This week, a reader wrote in to “Ask Dave” whether income earned from US companies still qualifies as ‘foreign earned income’. This is a very common question and an important one to fully understand, as it directly impacts your US taxes.
“Hi! I’m a US expat freelancer living in Switzerland. I file Schedule C and Form 2555 to report my earnings. If some of my customers are US companies, does it still count as foreign earned income? Or do I have to declare income from US sources separately?”
I hear this question quite frequently! If you qualify for and plan to use the Foreign Earned Income Exclusion, any income earned while physically present inside a foreign country is ‘foreign earned’ and can be excluded from US tax liability (up to the threshold, which is $99,200 in 2014). So it’s ultimately about where the income is earned, not where it is being paid from.
One thing to consider here, is that if you decide to take your freelance work on the road and complete some work in the US, it’s the reverse situation. Any money earned while on US soil, even if your client is in Switzerland, is not foreign earned income and therefore cannot be excluded from US taxes. So it’s really important to keep detailed records of your travel and earnings if you decide to travel to US.
On the same note, remember that to qualify for the Foreign Earned Income Exclusion via the Physical Presence test, you need to be physically present inside a foreign country for 330 of any 365-day period. These must be full days, so any time spent traveling between Switzerland and the US does not count towards your 330 days. Count your days carefully or you could get a nasty surprise at tax time!
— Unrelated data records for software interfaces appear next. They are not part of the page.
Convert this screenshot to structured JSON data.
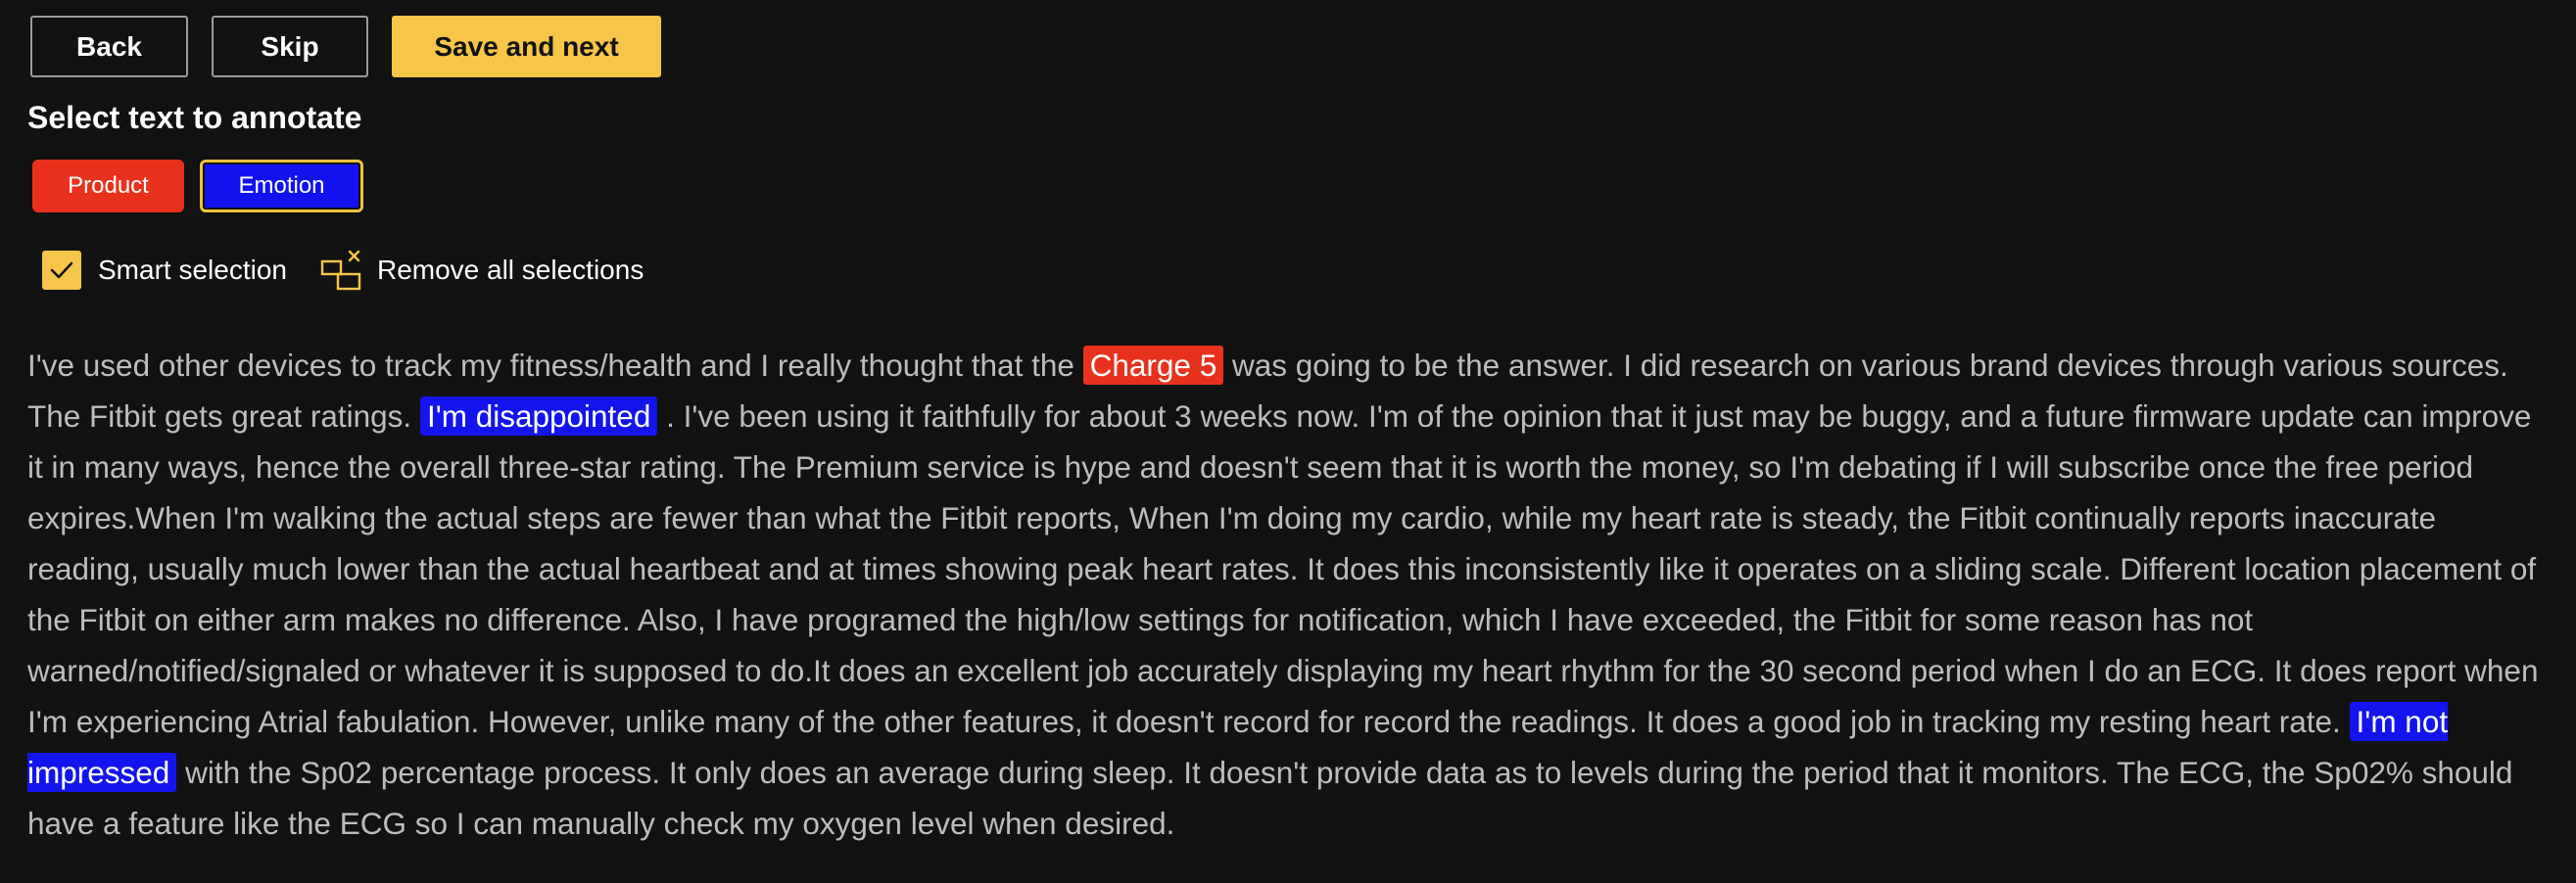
{
  "toolbar": {
    "back_label": "Back",
    "skip_label": "Skip",
    "save_label": "Save and next"
  },
  "heading": "Select text to annotate",
  "labels": [
    {
      "name": "Product",
      "color": "#e8321e",
      "selected": false
    },
    {
      "name": "Emotion",
      "color": "#1212f0",
      "selected": true
    }
  ],
  "options": {
    "smart_selection_label": "Smart selection",
    "smart_selection_checked": true,
    "remove_all_label": "Remove all selections"
  },
  "colors": {
    "background": "#121212",
    "accent": "#f7c548",
    "product": "#e8321e",
    "emotion": "#1212f0",
    "text": "#bdbdbd"
  },
  "icons": {
    "checkbox": "check-icon",
    "remove": "remove-selections-icon"
  },
  "review": {
    "segments": [
      {
        "text": "I've used other devices to track my fitness/health and I really thought that the "
      },
      {
        "text": "Charge 5",
        "label": "Product"
      },
      {
        "text": " was going to be the answer. I did research on various brand devices through various sources. The Fitbit gets great ratings. "
      },
      {
        "text": "I'm disappointed",
        "label": "Emotion"
      },
      {
        "text": ". I've been using it faithfully for about 3 weeks now. I'm of the opinion that it just may be buggy, and a future firmware update can improve it in many ways, hence the overall three-star rating. The Premium service is hype and doesn't seem that it is worth the money, so I'm debating if I will subscribe once the free period expires.When I'm walking the actual steps are fewer than what the Fitbit reports, When I'm doing my cardio, while my heart rate is steady, the Fitbit continually reports inaccurate reading, usually much lower than the actual heartbeat and at times showing peak heart rates. It does this inconsistently like it operates on a sliding scale. Different location placement of the Fitbit on either arm makes no difference. Also, I have programed the high/low settings for notification, which I have exceeded, the Fitbit for some reason has not warned/notified/signaled or whatever it is supposed to do.It does an excellent job accurately displaying my heart rhythm for the 30 second period when I do an ECG. It does report when I'm experiencing Atrial fabulation. However, unlike many of the other features, it doesn't record for record the readings. It does a good job in tracking my resting heart rate. "
      },
      {
        "text": "I'm not impressed",
        "label": "Emotion"
      },
      {
        "text": " with the Sp02 percentage process. It only does an average during sleep. It doesn't provide data as to levels during the period that it monitors. The ECG, the Sp02% should have a feature like the ECG so I can manually check my oxygen level when desired."
      }
    ]
  }
}
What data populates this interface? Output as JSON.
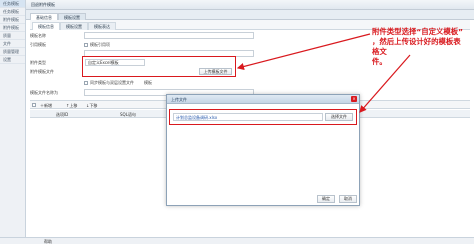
{
  "sidebar": {
    "items": [
      {
        "label": "任务模板"
      },
      {
        "label": "任务模板"
      },
      {
        "label": "附件模板"
      },
      {
        "label": "附件模板"
      },
      {
        "label": "质量"
      },
      {
        "label": "文件"
      },
      {
        "label": "质量管理"
      },
      {
        "label": "设置"
      }
    ]
  },
  "main": {
    "title": "回退附件模板",
    "tabs": [
      {
        "label": "基础信息"
      },
      {
        "label": "模板设置"
      }
    ],
    "subtabs": [
      {
        "label": "模板信息"
      },
      {
        "label": "模板设置"
      },
      {
        "label": "模板表达"
      }
    ]
  },
  "form": {
    "template_name_label": "模板名称",
    "code_label": "引用模板",
    "checkbox1_label": "模板引用项",
    "attach_type_label": "附件类型",
    "attach_type_value": "自定义Excel模板",
    "attach_file_label": "附件模板文件",
    "upload_button": "上传模板文件",
    "checkbox2_label": "同步模板与双层设置文件",
    "checkbox2b_label": "模板",
    "template_file_name_label": "模板文件名称为"
  },
  "toolbar": {
    "add_label": "新增",
    "up_label": "上移",
    "down_label": "下移"
  },
  "grid": {
    "col1": "选项ID",
    "col2": "SQL语句"
  },
  "bottombar": {
    "label": "帮助"
  },
  "dialog": {
    "title": "上传文件",
    "file_value": "计划总监设备调研.xlsx",
    "browse_label": "选择文件",
    "ok_label": "确定",
    "cancel_label": "取消",
    "close_glyph": "×"
  },
  "annotation": {
    "line1": "附件类型选择“自定义模板”",
    "line2": "，然后上传设计好的模板表格文",
    "line3": "件。"
  },
  "colors": {
    "accent_red": "#d9191e",
    "link_blue": "#2255aa"
  }
}
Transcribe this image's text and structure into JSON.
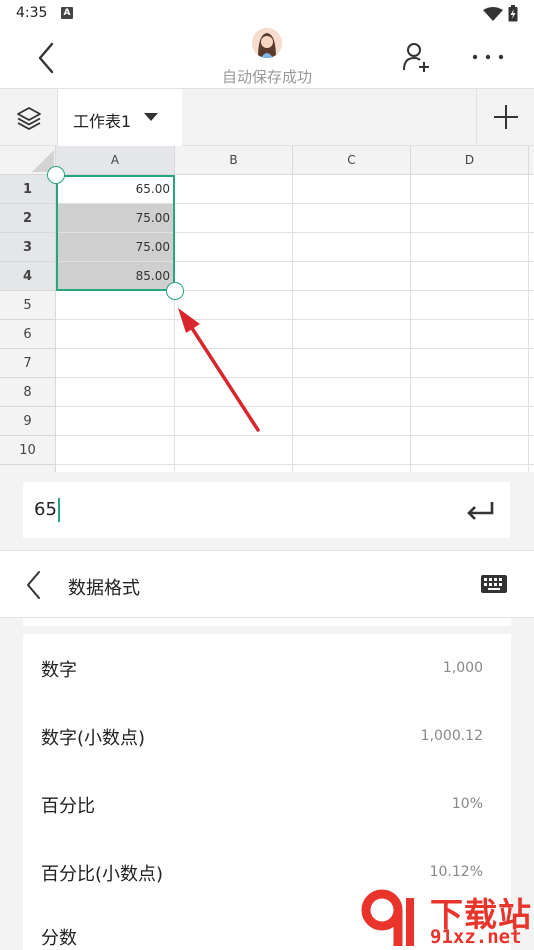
{
  "status_bar": {
    "time": "4:35",
    "notification_badge": "A"
  },
  "header": {
    "autosave_text": "自动保存成功"
  },
  "sheet_tabs": {
    "active_sheet": "工作表1"
  },
  "grid": {
    "columns": [
      "A",
      "B",
      "C",
      "D"
    ],
    "rows": [
      "1",
      "2",
      "3",
      "4",
      "5",
      "6",
      "7",
      "8",
      "9",
      "10"
    ],
    "column_a_values": [
      "65.00",
      "75.00",
      "75.00",
      "85.00"
    ]
  },
  "formula_bar": {
    "value": "65"
  },
  "data_format_panel": {
    "title": "数据格式",
    "options": [
      {
        "label": "数字",
        "example": "1,000"
      },
      {
        "label": "数字(小数点)",
        "example": "1,000.12"
      },
      {
        "label": "百分比",
        "example": "10%"
      },
      {
        "label": "百分比(小数点)",
        "example": "10.12%"
      },
      {
        "label": "分数",
        "example": ""
      }
    ]
  },
  "watermark": {
    "brand": "下载站",
    "domain": "91xz.net"
  },
  "colors": {
    "selection": "#27a57f",
    "annotation_arrow": "#d9262c",
    "watermark": "#e8342a"
  }
}
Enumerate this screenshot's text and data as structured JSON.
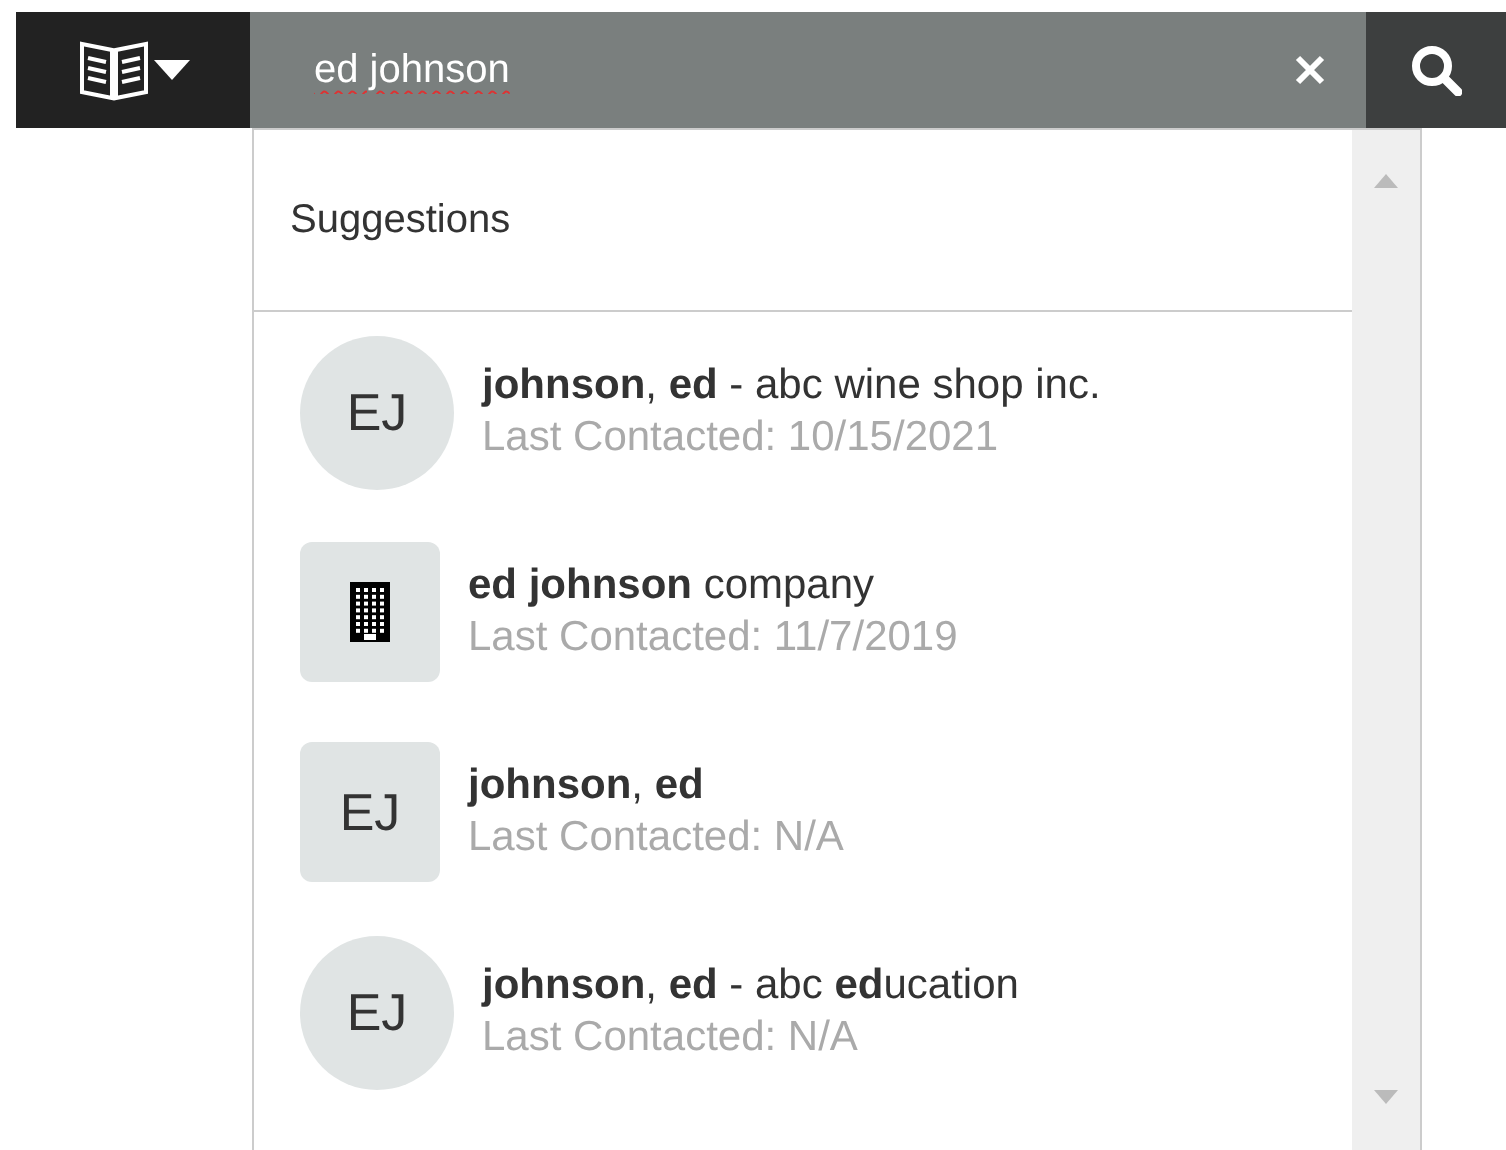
{
  "search": {
    "value": "ed johnson"
  },
  "dropdown": {
    "heading": "Suggestions",
    "items": [
      {
        "kind": "person",
        "initials": "EJ",
        "title": "**johnson**, **ed** - abc wine shop inc.",
        "subtitle": "Last Contacted: 10/15/2021"
      },
      {
        "kind": "company",
        "title": "**ed johnson** company",
        "subtitle": "Last Contacted: 11/7/2019"
      },
      {
        "kind": "contact",
        "initials": "EJ",
        "title": "**johnson**, **ed**",
        "subtitle": "Last Contacted: N/A"
      },
      {
        "kind": "person",
        "initials": "EJ",
        "title": "**johnson**, **ed** - abc **ed**ucation",
        "subtitle": "Last Contacted: N/A"
      }
    ]
  }
}
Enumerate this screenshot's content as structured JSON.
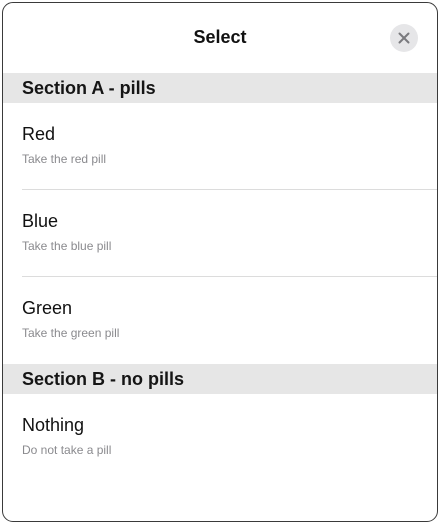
{
  "dialog": {
    "title": "Select",
    "close_icon": "close-icon"
  },
  "sections": [
    {
      "title": "Section A - pills",
      "items": [
        {
          "label": "Red",
          "description": "Take the red pill"
        },
        {
          "label": "Blue",
          "description": "Take the blue pill"
        },
        {
          "label": "Green",
          "description": "Take the green pill"
        }
      ]
    },
    {
      "title": "Section B - no pills",
      "items": [
        {
          "label": "Nothing",
          "description": "Do not take a pill"
        }
      ]
    }
  ],
  "colors": {
    "section_background": "#e6e6e6",
    "description_text": "#8a8a8e",
    "close_button_background": "#e6e6e8"
  }
}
If you would like a more detailed guide on the ins and outs of US expat taxes, download one of our free US tax guides! They are a great resource to keep on hand when you want to learn more about your US tax obligations.